About the Author

Dr David Hillson HonFAPM PMI-Fellow CFIRM CMgr FCMI

The Risk Doctor




Known globally as The Risk Doctor, David Hillson leads The Risk Doctor Partnership (www.risk-doctor.com), a global consultancy offering specialist risk services across the world.

David has a reputation as an excellent speaker and presenter on risk. His talks blend thought-leadership with practical application, presented in an accessible style that combines clarity with humour, guided by the Risk Doctor motto: “Understand profoundly so you can explain simply”.

He also writes widely on risk, with eleven major books, and over 100 professional papers. He publishes a regular Risk Doctor Briefing blog in seven languages to 10,000 followers, and has over 4000 subscribers to the RiskDoctorVideo YouTube channel (www.youtube.com/RiskDoctorVideo).

David has advised leaders and organisations in over fifty countries around the world on how to create value from risk based on a mature approach to risk management, and his wisdom and insights are in high demand. He has also received many awards for his ground-breaking work in risk management over several decades.

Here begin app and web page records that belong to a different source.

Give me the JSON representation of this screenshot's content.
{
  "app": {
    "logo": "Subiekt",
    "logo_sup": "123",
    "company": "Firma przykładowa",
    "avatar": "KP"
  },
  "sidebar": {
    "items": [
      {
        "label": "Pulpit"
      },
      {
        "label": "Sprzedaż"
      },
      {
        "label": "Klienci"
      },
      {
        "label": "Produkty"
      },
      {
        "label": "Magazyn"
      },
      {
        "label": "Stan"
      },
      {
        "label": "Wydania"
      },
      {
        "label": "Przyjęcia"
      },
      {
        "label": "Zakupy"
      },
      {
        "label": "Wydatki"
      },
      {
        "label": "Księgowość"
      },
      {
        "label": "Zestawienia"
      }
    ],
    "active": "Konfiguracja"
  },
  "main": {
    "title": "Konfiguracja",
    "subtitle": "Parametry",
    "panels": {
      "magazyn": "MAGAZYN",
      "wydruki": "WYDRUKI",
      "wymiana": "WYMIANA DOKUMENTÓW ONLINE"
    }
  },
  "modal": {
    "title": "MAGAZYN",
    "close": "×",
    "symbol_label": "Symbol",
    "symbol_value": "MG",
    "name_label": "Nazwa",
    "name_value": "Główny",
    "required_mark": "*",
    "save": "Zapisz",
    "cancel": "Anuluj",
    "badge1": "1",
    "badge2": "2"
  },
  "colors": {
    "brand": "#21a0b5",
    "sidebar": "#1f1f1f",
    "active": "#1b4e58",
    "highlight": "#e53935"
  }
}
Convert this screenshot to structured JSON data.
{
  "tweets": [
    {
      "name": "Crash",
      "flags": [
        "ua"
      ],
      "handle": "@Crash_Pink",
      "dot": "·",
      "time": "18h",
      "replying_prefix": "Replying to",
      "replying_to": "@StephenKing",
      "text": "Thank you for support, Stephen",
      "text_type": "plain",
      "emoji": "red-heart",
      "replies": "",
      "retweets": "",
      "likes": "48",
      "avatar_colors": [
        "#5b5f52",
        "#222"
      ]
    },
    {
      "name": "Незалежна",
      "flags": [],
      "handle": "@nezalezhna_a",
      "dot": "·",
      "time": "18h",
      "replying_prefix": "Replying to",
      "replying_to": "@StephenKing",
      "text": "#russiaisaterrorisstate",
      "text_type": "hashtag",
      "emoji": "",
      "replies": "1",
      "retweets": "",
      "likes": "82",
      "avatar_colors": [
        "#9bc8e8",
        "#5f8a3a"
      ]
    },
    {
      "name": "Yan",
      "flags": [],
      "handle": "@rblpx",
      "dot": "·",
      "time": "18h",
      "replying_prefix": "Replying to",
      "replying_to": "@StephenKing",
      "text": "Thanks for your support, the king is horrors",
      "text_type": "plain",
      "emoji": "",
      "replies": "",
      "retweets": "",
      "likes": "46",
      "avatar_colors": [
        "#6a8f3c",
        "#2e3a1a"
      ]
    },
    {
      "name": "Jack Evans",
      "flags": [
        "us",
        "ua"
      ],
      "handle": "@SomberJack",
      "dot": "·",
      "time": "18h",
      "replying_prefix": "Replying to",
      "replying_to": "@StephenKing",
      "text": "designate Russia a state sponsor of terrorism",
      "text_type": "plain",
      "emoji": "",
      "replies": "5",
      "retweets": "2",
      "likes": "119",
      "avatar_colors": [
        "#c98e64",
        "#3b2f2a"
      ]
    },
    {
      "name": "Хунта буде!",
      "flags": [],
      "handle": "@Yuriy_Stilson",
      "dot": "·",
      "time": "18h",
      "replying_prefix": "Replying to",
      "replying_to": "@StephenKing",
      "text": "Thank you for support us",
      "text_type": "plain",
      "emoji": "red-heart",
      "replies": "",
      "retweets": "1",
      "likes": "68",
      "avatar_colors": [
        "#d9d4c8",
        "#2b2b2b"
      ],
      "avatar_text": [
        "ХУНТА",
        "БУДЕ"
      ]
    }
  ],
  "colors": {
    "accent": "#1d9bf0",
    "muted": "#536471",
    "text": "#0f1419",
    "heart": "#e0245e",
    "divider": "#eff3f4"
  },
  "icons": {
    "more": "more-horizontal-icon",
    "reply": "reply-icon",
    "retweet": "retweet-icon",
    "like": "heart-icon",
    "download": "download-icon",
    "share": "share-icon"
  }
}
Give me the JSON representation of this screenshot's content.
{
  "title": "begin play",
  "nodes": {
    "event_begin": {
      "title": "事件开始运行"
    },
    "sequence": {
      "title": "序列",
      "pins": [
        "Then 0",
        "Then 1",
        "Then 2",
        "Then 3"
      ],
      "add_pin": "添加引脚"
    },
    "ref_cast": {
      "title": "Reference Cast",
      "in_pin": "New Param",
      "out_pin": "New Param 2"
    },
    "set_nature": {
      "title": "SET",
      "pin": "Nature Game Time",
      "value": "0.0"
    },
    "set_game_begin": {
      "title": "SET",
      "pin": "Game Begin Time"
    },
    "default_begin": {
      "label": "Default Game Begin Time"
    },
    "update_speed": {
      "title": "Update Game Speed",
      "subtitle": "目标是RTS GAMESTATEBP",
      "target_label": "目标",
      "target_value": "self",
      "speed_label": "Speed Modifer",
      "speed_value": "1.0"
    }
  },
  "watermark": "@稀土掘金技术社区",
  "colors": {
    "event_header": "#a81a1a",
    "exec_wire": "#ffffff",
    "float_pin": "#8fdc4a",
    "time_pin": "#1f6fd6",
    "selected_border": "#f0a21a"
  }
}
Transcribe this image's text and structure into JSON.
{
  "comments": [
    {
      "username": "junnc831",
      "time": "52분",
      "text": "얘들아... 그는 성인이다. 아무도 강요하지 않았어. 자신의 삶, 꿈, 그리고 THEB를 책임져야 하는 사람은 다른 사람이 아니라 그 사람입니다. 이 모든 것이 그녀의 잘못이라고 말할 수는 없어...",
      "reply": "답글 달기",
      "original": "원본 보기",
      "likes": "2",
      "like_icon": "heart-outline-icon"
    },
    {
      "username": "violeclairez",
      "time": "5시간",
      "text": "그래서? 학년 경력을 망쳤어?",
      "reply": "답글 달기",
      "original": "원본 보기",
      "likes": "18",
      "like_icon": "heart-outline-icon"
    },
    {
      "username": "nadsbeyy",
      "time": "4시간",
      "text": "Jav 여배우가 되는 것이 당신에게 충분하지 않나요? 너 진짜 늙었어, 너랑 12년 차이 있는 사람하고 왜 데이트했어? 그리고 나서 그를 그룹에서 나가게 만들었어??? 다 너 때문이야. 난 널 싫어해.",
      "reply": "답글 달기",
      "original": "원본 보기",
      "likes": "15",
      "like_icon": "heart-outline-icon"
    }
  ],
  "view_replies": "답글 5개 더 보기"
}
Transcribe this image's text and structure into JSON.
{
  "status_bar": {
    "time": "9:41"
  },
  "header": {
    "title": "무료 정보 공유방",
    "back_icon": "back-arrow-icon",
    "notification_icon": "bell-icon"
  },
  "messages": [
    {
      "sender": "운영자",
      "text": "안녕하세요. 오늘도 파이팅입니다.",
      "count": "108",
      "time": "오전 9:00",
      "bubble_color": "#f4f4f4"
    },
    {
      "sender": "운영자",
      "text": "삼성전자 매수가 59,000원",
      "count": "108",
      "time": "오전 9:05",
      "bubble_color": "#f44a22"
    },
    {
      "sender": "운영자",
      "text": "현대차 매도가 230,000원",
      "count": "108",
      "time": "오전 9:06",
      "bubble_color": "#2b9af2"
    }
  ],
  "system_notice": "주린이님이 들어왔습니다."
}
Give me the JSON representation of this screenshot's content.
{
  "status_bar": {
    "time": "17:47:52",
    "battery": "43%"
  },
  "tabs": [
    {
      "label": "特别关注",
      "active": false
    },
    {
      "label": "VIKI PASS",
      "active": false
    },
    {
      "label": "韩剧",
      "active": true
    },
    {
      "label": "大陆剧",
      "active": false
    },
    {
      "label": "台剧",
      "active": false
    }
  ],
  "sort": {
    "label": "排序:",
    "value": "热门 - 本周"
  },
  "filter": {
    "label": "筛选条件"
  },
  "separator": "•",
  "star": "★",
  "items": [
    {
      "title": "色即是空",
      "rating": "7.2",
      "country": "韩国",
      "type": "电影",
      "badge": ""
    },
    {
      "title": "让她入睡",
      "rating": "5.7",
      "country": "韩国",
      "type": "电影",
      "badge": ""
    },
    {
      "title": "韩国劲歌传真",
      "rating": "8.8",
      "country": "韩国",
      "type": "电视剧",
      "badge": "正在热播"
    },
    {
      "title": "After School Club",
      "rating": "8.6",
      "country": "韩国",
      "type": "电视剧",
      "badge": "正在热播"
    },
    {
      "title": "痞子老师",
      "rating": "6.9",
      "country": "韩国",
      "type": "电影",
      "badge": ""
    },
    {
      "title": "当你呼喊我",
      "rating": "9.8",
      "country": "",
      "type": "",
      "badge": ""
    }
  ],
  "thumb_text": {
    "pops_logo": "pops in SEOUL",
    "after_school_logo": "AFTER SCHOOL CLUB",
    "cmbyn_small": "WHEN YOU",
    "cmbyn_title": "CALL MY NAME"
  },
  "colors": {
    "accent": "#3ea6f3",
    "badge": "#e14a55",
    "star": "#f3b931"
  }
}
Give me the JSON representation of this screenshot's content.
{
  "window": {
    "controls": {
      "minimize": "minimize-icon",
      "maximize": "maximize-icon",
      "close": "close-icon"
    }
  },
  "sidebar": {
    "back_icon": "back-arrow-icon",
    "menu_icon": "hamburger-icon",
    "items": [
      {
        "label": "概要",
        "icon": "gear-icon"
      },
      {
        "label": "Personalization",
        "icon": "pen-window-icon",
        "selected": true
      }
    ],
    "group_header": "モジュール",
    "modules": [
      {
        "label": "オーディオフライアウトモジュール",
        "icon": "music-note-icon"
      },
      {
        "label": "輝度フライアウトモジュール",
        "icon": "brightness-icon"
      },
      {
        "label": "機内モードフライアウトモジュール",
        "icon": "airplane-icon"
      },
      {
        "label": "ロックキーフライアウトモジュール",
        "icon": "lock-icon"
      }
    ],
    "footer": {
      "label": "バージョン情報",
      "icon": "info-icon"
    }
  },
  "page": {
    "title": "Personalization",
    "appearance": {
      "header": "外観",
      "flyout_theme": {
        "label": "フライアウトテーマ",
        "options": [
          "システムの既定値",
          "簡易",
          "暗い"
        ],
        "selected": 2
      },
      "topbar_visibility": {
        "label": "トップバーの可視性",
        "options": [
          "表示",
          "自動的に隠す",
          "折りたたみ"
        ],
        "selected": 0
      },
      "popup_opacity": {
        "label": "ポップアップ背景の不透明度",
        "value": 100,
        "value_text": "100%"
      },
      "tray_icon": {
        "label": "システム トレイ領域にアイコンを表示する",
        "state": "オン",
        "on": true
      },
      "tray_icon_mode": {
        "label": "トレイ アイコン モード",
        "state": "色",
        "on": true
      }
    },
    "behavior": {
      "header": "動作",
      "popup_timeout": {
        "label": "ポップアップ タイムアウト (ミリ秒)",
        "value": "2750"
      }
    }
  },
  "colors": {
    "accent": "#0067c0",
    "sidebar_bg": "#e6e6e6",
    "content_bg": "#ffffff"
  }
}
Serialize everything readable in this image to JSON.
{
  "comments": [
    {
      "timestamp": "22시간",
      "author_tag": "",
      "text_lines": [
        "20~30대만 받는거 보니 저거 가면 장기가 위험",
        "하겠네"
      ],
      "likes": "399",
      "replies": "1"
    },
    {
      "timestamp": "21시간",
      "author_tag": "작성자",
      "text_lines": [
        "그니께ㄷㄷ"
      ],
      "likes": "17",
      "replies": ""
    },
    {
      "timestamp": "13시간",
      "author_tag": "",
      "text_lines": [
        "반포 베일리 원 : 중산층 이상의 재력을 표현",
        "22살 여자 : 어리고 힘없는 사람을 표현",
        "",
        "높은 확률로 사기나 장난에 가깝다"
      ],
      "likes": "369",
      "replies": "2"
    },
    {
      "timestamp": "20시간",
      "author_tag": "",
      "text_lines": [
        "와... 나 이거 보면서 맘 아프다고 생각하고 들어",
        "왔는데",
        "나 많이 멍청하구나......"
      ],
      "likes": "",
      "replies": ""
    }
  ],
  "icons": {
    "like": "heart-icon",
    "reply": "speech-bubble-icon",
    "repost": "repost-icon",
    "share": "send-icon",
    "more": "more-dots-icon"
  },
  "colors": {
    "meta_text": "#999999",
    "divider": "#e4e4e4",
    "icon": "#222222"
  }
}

To see other works previously published in the PM World Journal by Dr David Hillson, visit his author showcase at http://pmworldlibrary.net/authors/dr-david-hillson/